The American working world - internships and networking. Thanks to its special location in the heart of Silicon Valley, the university has excellent contacts with the high-tech companies located there. Many graduates work in the legal departments of these companies or in the local law firms and form a solid network from which the LL.M. students also benefit. Through an internship program, I found an internship in the legal department of such a high-tech company and was then offered the opportunity to continue working there. That's how I got to know the American world of work, a valuable addition to the academic curriculum. Of course, the University's Law Career Center helps LL.M. students write American-style applications and résumés, and has a range of events and information to get in touch with potential employers.
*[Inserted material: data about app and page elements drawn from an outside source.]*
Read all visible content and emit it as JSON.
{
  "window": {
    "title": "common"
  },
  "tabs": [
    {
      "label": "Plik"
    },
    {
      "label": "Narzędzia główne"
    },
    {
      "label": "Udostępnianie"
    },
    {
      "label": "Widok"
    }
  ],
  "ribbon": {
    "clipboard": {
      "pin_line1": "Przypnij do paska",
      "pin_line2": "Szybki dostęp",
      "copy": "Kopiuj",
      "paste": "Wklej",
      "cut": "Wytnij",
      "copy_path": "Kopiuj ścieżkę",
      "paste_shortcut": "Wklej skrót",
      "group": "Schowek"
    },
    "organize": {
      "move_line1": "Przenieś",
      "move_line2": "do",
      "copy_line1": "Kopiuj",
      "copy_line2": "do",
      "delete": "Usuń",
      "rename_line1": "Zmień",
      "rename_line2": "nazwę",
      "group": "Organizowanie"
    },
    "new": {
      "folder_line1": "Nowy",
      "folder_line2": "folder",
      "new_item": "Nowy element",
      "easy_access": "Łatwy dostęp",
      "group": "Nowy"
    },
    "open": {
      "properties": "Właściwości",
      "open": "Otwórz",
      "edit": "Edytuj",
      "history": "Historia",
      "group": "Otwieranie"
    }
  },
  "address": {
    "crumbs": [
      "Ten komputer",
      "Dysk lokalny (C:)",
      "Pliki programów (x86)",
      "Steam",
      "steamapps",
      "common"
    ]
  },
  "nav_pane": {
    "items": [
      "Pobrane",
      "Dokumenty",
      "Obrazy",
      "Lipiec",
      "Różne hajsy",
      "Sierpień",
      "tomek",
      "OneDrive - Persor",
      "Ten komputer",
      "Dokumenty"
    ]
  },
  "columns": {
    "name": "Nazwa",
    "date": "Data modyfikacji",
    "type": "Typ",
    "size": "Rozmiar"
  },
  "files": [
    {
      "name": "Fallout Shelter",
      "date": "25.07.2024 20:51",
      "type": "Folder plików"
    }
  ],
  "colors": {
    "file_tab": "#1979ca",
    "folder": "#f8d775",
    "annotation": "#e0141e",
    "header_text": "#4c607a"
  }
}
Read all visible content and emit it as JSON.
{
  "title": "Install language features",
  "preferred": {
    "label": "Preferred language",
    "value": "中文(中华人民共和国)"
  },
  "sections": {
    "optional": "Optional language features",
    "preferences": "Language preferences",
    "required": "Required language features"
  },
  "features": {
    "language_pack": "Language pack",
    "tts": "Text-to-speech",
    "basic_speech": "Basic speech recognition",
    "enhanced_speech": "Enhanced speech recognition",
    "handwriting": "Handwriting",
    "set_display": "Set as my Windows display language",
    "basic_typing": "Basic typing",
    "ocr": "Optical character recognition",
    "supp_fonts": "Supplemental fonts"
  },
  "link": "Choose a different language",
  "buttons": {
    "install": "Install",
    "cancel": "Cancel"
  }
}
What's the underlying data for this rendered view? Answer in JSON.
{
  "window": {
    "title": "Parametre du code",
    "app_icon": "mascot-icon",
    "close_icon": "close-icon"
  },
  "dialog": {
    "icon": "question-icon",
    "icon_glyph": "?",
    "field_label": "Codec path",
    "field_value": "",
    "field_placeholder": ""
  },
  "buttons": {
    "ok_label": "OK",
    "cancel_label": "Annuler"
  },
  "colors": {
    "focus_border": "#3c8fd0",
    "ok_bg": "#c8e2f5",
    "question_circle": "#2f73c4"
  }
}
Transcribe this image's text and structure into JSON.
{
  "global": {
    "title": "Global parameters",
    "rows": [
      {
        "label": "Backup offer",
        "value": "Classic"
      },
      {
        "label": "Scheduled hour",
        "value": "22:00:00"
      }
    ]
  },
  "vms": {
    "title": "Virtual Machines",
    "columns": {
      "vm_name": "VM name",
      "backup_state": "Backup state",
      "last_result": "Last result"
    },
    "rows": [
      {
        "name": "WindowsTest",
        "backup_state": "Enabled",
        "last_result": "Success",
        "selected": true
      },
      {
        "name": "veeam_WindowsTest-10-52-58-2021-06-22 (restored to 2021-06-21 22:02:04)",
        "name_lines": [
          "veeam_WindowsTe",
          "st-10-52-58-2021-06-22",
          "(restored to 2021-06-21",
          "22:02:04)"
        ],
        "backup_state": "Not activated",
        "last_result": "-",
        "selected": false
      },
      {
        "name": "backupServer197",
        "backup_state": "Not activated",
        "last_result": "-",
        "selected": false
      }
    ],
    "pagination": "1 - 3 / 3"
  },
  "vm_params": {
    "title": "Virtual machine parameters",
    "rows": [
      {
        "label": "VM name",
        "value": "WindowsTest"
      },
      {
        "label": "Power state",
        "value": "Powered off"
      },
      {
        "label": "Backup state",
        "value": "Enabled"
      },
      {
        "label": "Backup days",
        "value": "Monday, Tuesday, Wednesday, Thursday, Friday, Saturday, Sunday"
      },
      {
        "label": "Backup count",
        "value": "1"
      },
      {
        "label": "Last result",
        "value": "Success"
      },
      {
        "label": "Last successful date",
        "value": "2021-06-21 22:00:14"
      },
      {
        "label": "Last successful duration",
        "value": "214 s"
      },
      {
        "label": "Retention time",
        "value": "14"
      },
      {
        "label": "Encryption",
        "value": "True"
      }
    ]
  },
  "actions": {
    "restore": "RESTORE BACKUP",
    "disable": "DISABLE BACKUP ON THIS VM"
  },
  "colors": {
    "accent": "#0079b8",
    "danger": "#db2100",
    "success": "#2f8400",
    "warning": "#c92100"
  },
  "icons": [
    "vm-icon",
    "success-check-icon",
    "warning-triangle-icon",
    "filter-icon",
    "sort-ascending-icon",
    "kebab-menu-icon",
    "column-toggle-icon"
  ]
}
The Bay Area - Sightseeing. In addition to consistently beautiful weather, South Bay also has many attractions to offer. The coastline from Mendocino to Monterey to Big Sur, the wine-growing regions around Napa and Sonoma, the national parks and of course the famous Lake Tahoe are suitable destinations for weekend trips. A detour to San Francisco is always worthwhile. There are also nice pubs and good restaurants in the neighboring cities of Palo Alto, San José and Los Gatos. The university has good connections to the bus network and the train (Caltrain), but you still need a car from time to time to get around the vast Bay Area. Important: When it comes to security, you don't have to worry in Santa Clara and the surrounding area.

My conclusion. The stay in Santa Clara far exceeded my expectations. I was able to design the LL.M. course according to my interests and was supported by the law school and the director of the program whenever possible. I particularly appreciated the cooperation with the American students, the practical relevance of the training and the relaxed but at the same time demanding atmosphere at the law school. I learned to find my way around the American legal system and was able to experience the fast-paced Silicon Valley in the exciting transition between megaboom and downturn. These eventful twelve months were the best investment in my professional and personal development.

If you are planning an LL.M. degree in the USA and are interested in industrial property rights and information technology law, you should definitely inform yourself about the offers of the University of Santa Clara ( Information on the LL.M. Program and summer schools there Marcie Roberts (Email:).

Ass. Jur. Nicole Staub, Munich